Only the lines from the one holding "Enumerate this screenshot's" through the end of the records below are to be reproduced exactly, and pictures are to be omitted.

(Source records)
--
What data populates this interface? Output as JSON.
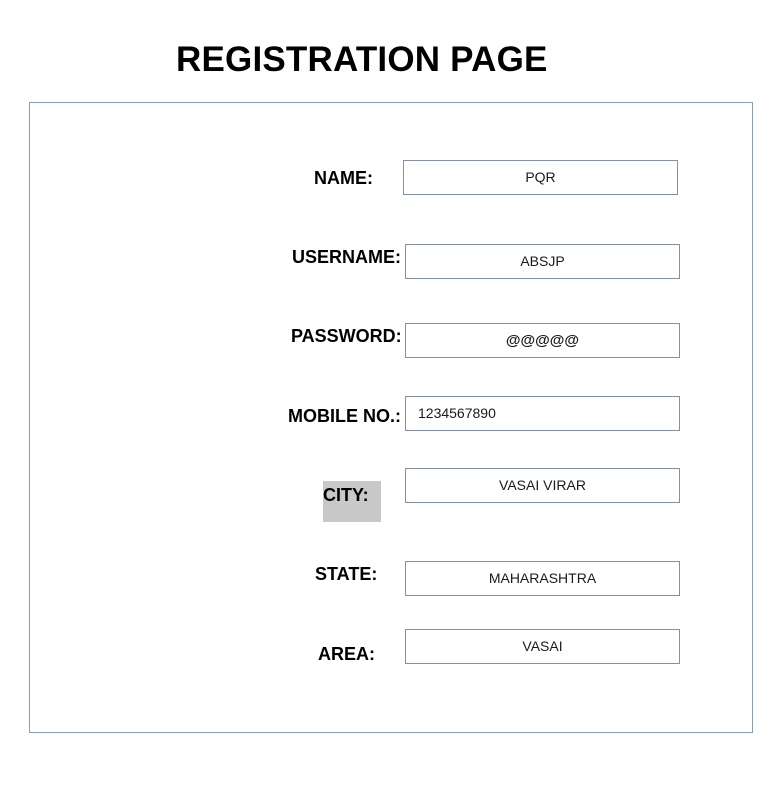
{
  "page": {
    "title": "REGISTRATION PAGE"
  },
  "form": {
    "name": {
      "label": "NAME:",
      "value": "PQR"
    },
    "username": {
      "label": "USERNAME:",
      "value": "ABSJP"
    },
    "password": {
      "label": "PASSWORD:",
      "value": "@@@@@"
    },
    "mobile": {
      "label": "MOBILE NO.:",
      "value": "1234567890"
    },
    "city": {
      "label": "CITY:",
      "value": "VASAI VIRAR"
    },
    "state": {
      "label": "STATE:",
      "value": "MAHARASHTRA"
    },
    "area": {
      "label": "AREA:",
      "value": "VASAI"
    }
  },
  "colors": {
    "border": "#8a9bb5",
    "city_label_highlight": "#c8c8c8"
  }
}
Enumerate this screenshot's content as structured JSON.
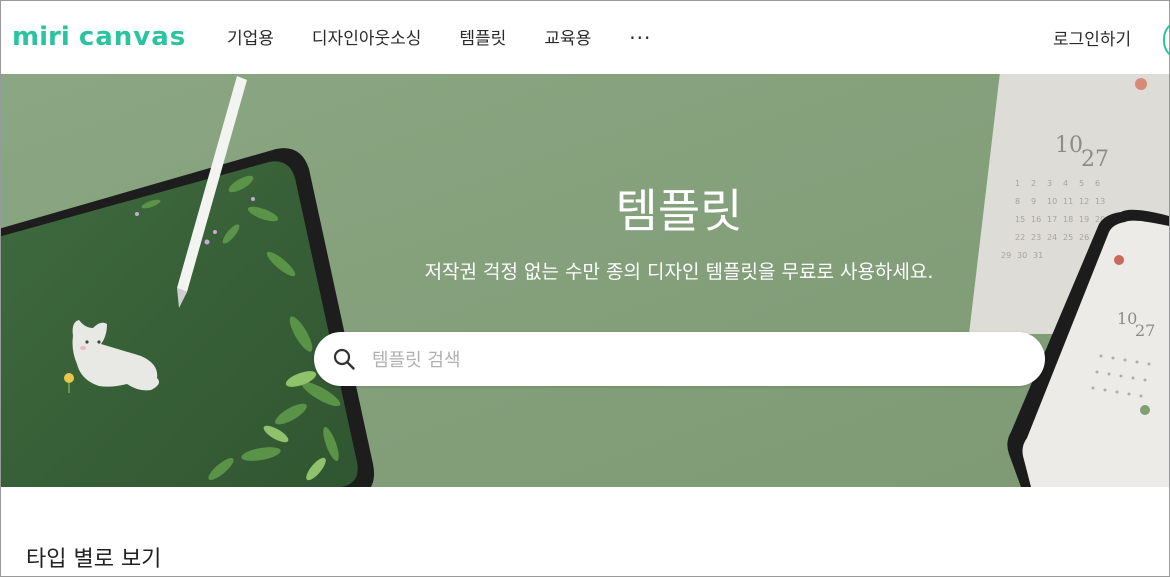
{
  "logo": {
    "miri": "miri",
    "canvas": "canvas"
  },
  "nav": {
    "items": [
      "기업용",
      "디자인아웃소싱",
      "템플릿",
      "교육용"
    ],
    "more": "···"
  },
  "header": {
    "login_label": "로그인하기"
  },
  "hero": {
    "title": "템플릿",
    "subtitle": "저작권 걱정 없는 수만 종의 디자인 템플릿을 무료로 사용하세요.",
    "calendar_date": "10/27",
    "phone_date": "10/27"
  },
  "search": {
    "placeholder": "템플릿 검색",
    "value": ""
  },
  "section": {
    "title": "타입 별로 보기"
  },
  "colors": {
    "brand": "#2bc4a0",
    "hero_bg": "#84a07a"
  },
  "icons": {
    "search": "search-icon",
    "more": "more-dots-icon"
  }
}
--
== Answer to this exercise ==
Enumerate this screenshot's content as structured JSON.
{
  "logo": {
    "miri": "miri",
    "canvas": "canvas"
  },
  "nav": {
    "items": [
      "기업용",
      "디자인아웃소싱",
      "템플릿",
      "교육용"
    ],
    "more": "···"
  },
  "header": {
    "login_label": "로그인하기"
  },
  "hero": {
    "title": "템플릿",
    "subtitle": "저작권 걱정 없는 수만 종의 디자인 템플릿을 무료로 사용하세요.",
    "calendar_date": "10/27",
    "phone_date": "10/27"
  },
  "search": {
    "placeholder": "템플릿 검색",
    "value": ""
  },
  "section": {
    "title": "타입 별로 보기"
  },
  "colors": {
    "brand": "#2bc4a0",
    "hero_bg": "#84a07a"
  },
  "icons": {
    "search": "search-icon",
    "more": "more-dots-icon"
  }
}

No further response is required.